First off, let’s establish as the basis for this piece that I don’t believe that media is unbiased. Ever. Anywhere. About anything. That’s not how human beings work, and since human beings run the media (for now), by extension, that’s not how the media works. Everyone brings their own biases - some overt, some subtle, some unconscious - to everything they do.
As a journalist, the battle then becomes how to overcome that bias and write about things as fairly as you possibly can. That’s not to say a journalist can’t be unbiased; it’s just that, in most cases, they generally aren’t. It takes work and conscious thought to remove bias, and journalism - particularly sports news reporting - is often speed-based, and doesn’t lend itself to a lot of thought. And to a certain extent, complaining about bias in journalism is very much Old Man Yells At Cloud territory - media’s biased, water is wet, et cetera and so on.
That said, there’s long been something that bugs me about the way the English media cover Arsenal. I’ve been meaning to write about this for a while now, and I haven’t, but let’s see if you can spot any issues with this screenshot:
Tuesday’s Carabao Cup action saw both Manchester City and Arsenal taken to extra time by Championship sides. Arsenal rode Eddie Nketiah’s finishing to a 2-1 win over Norwich City in their extra time, while Manchester City’s match with Wolves went to the end of extra time and to penalties, where City prevailed easily.
And yet! “Man City beats Wolves on penalties” is the headline for that game, and “Teenager Nketiah saves Arsenal from Norwich upset” is the Arsenal headline. First, and most pedantically, you don’t “beat” a team on penalties, you advance after officially drawing the match. Arsenal, on the other hand, actually beat their opponent in extra time.
Now, moving away from the pedantic to the WTF: why is Arsenal beating a Championship side regarded as a “saved upset”, with that phrase’s implication of imminent disaster and tragedy, when City nearly losing to a Championship side in the exact same way regarded more neutrally? Looking at that City headline, you’d never guess that the most expensive squad in the Carabao Cup almost lost to a squad whose total payroll, at about £106 million, is many, many multiples of Wolves’ salary budget. If the tone of the two headlines above were consistent, the City headline should read something like “Most expensive squad in the Carabao Cup barely avoids humiliation.
And this is only the most recent example - this seems to be the default way the English media look at Arsenal these days, as one banana peel away from a total catastrophe, when other teams face the same situations that Arsenal do on a regular basis and don’t get the same (lack of) perspective.
There’s been so much of that over the years, it’s just kind of background noise at this point - the years of “Arsenal will fail to make the top four this year because they didn’t sign (that year’s new hotness), followed by Arsenal inevitably making the top four - until last year, obviously, but those “fail to make the top four” things have been around for years. Every year that Arsenal failed to win something, the noise multiplied, as if one year’s failure guaranteed or cleared a path for the next year’s.

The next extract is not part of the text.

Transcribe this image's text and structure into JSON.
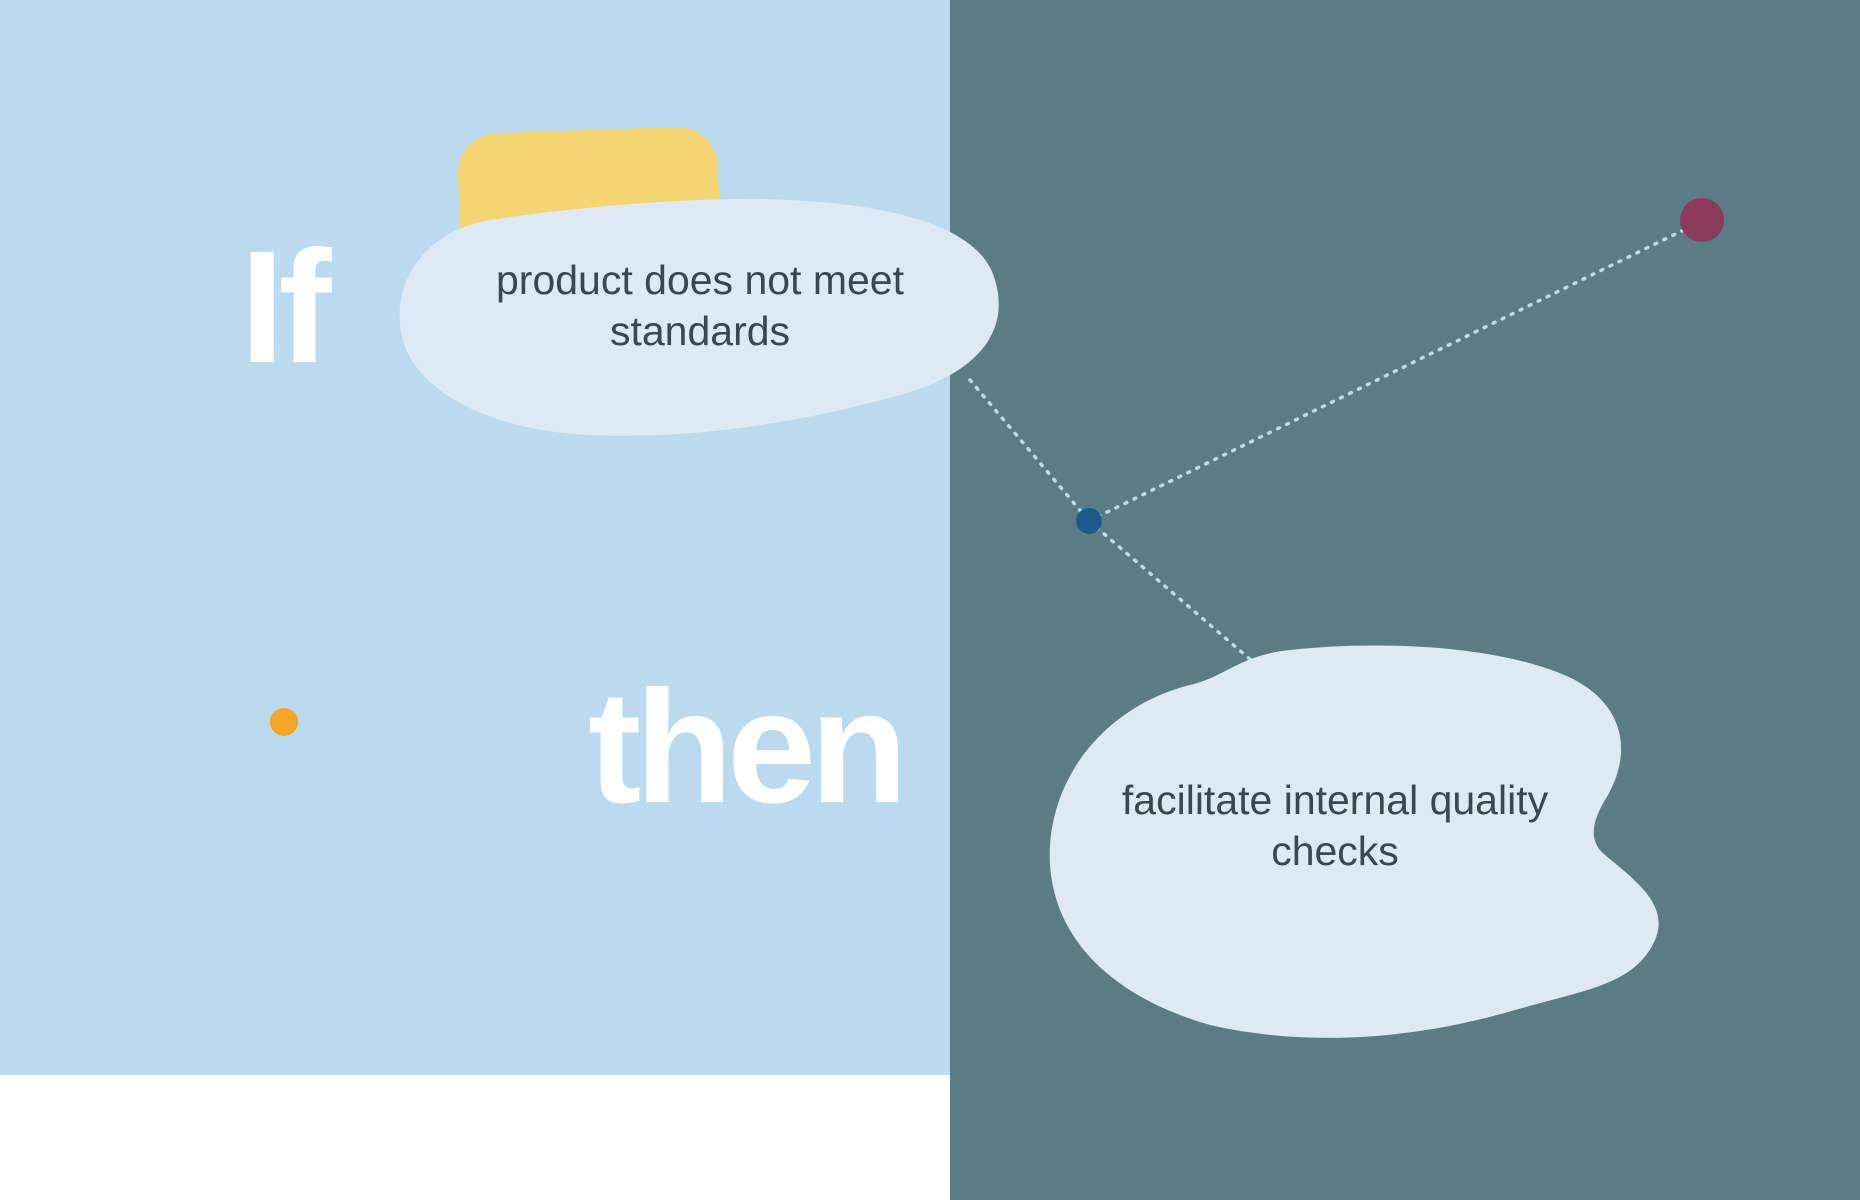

Arsene Wenger kept this team in the Champions League for 21 straight seasons, and yet if you read through the headlines of the last 10 of those years, at least, you’d get the sense that Arsenal were basically being held together by bailing wire and chewing gum. I am certainly not denying that Arsenal had and have their issues, structural and otherwise, but it seems like a lot of the media has spent a great deal of time in the last decade-plus figuring out ways to spin all things Arsenal as negative or heading that way.
It’s to the point now where I’m starting to wonder if journalists are personally offended by Arsenal for some reason. I honestly can’t figure out why even the slightest Arsenal slip, like not handling Norwich in 90 minutes the way they “should” (even though there’s no such thing as a guarantee in sports), is considered a near-catastrophe, while Manchester City slipping on the exact same patch of ice is all in a day’s work.

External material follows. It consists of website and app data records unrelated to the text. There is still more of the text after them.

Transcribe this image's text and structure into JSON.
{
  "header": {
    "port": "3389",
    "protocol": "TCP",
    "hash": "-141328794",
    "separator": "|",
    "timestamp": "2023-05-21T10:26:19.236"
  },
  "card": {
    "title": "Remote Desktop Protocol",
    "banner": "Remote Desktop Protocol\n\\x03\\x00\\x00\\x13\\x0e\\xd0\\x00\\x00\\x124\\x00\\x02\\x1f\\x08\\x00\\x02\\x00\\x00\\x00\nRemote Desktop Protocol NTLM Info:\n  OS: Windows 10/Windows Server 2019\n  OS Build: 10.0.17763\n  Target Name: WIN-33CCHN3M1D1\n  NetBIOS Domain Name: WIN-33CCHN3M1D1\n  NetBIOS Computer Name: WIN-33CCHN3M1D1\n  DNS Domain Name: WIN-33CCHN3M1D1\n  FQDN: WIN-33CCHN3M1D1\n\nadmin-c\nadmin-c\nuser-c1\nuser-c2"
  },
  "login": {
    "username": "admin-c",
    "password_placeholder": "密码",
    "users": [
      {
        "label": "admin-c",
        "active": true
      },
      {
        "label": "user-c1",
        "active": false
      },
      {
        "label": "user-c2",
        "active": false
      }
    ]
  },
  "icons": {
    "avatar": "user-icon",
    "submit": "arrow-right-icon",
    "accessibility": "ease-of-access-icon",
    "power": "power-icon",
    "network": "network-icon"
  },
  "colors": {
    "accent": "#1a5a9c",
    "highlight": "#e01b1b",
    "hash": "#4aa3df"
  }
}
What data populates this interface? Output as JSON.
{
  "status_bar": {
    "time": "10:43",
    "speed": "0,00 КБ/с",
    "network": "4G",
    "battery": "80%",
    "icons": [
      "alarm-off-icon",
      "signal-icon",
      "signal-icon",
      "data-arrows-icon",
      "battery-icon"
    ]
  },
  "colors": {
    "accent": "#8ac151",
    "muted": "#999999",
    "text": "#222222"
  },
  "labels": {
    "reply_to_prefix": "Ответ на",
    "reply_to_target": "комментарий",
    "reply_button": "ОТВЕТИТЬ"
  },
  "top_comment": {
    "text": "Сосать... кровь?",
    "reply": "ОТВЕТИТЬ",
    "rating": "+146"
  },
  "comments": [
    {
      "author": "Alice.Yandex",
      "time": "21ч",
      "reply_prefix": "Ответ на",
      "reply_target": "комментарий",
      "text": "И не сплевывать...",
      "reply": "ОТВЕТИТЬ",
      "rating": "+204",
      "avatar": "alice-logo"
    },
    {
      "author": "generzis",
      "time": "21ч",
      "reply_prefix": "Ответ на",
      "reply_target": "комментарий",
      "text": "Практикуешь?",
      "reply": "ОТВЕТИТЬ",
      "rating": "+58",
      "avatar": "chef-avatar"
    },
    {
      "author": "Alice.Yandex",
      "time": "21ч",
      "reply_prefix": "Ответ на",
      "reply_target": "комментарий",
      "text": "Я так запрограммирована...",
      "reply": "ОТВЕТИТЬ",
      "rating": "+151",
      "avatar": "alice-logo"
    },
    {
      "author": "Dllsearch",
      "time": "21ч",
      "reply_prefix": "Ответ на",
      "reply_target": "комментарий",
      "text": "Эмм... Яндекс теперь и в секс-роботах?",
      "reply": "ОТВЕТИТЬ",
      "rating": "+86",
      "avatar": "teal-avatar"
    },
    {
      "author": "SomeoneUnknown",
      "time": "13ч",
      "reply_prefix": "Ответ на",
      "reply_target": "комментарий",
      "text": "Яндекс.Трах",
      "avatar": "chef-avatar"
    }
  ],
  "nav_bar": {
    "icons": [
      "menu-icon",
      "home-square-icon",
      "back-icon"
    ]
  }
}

It’s not even like Arsenal have had that much success throughout their history that they should be automatically hateable, like Manchester United, or further afield Bayern Munich or the two Spanish giants. Arsenal have no perch from which to be knocked off, except that of “a pretty good team that seems to piss off a lot of people for no good reason”. And that’s less a perch than a porch step, if I’m being totally honest.

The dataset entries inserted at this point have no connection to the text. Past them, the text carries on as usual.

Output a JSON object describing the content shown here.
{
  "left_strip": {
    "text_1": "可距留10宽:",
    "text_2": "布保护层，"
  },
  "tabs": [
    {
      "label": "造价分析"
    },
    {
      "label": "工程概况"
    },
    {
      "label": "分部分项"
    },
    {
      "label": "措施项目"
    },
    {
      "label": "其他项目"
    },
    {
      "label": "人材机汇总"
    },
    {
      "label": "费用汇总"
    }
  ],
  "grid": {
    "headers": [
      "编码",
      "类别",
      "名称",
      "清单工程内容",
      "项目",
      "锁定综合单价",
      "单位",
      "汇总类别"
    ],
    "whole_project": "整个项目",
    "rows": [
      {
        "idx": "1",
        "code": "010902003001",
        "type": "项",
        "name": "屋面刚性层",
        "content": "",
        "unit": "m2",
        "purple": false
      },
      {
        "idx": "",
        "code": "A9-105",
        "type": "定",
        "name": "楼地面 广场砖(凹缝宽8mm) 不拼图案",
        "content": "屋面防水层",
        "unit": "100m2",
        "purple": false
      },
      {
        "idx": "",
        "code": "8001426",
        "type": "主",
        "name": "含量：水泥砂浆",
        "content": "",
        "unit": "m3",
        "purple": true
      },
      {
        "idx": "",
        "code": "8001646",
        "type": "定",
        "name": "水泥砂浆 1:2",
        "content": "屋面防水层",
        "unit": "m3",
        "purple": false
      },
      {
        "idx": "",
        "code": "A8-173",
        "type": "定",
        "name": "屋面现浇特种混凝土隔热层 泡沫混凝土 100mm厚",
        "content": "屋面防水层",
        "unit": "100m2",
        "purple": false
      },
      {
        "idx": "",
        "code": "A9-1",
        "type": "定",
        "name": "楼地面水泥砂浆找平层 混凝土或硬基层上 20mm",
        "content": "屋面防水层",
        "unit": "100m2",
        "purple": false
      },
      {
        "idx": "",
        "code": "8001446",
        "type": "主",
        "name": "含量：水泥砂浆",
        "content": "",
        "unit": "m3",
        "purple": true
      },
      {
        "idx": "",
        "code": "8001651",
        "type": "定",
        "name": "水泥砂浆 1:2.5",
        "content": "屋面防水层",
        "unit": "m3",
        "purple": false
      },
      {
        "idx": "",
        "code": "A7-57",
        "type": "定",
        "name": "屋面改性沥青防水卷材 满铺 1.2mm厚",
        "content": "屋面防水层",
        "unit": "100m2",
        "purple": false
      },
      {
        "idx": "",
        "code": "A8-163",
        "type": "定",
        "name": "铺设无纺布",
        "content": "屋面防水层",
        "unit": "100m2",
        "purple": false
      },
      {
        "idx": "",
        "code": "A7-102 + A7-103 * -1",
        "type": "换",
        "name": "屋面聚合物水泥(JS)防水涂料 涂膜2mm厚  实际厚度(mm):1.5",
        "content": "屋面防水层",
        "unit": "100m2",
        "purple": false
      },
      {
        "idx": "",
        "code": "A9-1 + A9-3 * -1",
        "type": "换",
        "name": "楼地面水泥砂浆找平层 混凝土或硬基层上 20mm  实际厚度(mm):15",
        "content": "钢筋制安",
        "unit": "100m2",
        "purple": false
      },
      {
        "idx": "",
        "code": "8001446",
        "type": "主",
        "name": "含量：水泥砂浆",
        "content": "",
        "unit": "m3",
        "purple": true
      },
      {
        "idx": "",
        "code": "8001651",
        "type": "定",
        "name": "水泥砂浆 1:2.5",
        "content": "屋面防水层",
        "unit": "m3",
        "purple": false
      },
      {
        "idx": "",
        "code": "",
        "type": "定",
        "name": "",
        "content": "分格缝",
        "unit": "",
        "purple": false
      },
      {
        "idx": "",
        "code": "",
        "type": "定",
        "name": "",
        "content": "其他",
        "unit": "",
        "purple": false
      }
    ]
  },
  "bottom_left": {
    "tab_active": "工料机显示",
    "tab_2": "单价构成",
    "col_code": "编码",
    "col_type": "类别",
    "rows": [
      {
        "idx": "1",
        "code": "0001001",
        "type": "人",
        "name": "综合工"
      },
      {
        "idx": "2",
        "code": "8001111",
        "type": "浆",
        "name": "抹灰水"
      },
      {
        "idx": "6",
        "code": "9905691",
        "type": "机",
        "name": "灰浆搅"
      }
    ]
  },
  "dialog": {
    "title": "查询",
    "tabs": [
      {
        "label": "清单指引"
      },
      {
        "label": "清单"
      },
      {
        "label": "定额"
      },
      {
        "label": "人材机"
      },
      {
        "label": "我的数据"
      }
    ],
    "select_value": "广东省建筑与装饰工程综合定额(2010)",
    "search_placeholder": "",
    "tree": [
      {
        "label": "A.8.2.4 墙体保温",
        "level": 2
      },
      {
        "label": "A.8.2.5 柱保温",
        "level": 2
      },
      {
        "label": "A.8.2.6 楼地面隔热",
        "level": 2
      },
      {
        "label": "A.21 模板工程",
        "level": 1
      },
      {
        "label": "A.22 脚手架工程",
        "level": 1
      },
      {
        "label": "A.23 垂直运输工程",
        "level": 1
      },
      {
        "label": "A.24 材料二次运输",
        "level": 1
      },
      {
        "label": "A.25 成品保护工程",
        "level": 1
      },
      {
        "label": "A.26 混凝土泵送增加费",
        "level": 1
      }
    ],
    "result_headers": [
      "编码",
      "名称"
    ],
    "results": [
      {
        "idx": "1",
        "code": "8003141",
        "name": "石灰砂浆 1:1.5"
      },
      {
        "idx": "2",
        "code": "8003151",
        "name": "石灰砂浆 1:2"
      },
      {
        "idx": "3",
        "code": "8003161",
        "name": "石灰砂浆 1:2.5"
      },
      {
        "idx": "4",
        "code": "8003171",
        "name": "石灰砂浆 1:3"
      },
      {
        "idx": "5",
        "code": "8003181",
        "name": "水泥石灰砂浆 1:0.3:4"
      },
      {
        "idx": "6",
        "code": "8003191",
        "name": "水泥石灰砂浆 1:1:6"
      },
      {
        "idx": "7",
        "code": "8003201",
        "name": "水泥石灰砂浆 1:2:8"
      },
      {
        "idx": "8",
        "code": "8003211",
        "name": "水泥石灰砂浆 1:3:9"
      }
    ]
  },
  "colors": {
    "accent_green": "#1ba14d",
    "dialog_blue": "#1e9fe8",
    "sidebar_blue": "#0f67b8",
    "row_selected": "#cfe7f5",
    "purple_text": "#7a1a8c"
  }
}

Is there a way to fix this? I doubt it. If Arsenal suddenly rise up above their station and win the next three Premier Leagues and a Champions League and a couple FA Cups, they’ll be hateable for all the usual reasons English people hate things - they’re too successful, they’re bigger than they should be, etc. If they continue as they are, playing-wise, they’ll continue to be barely relevant in the title race, which is fine, but every single thing they do will be covered by the media as if Arsenal ran over the media’s dog on their way to work and didn’t stop to apologize.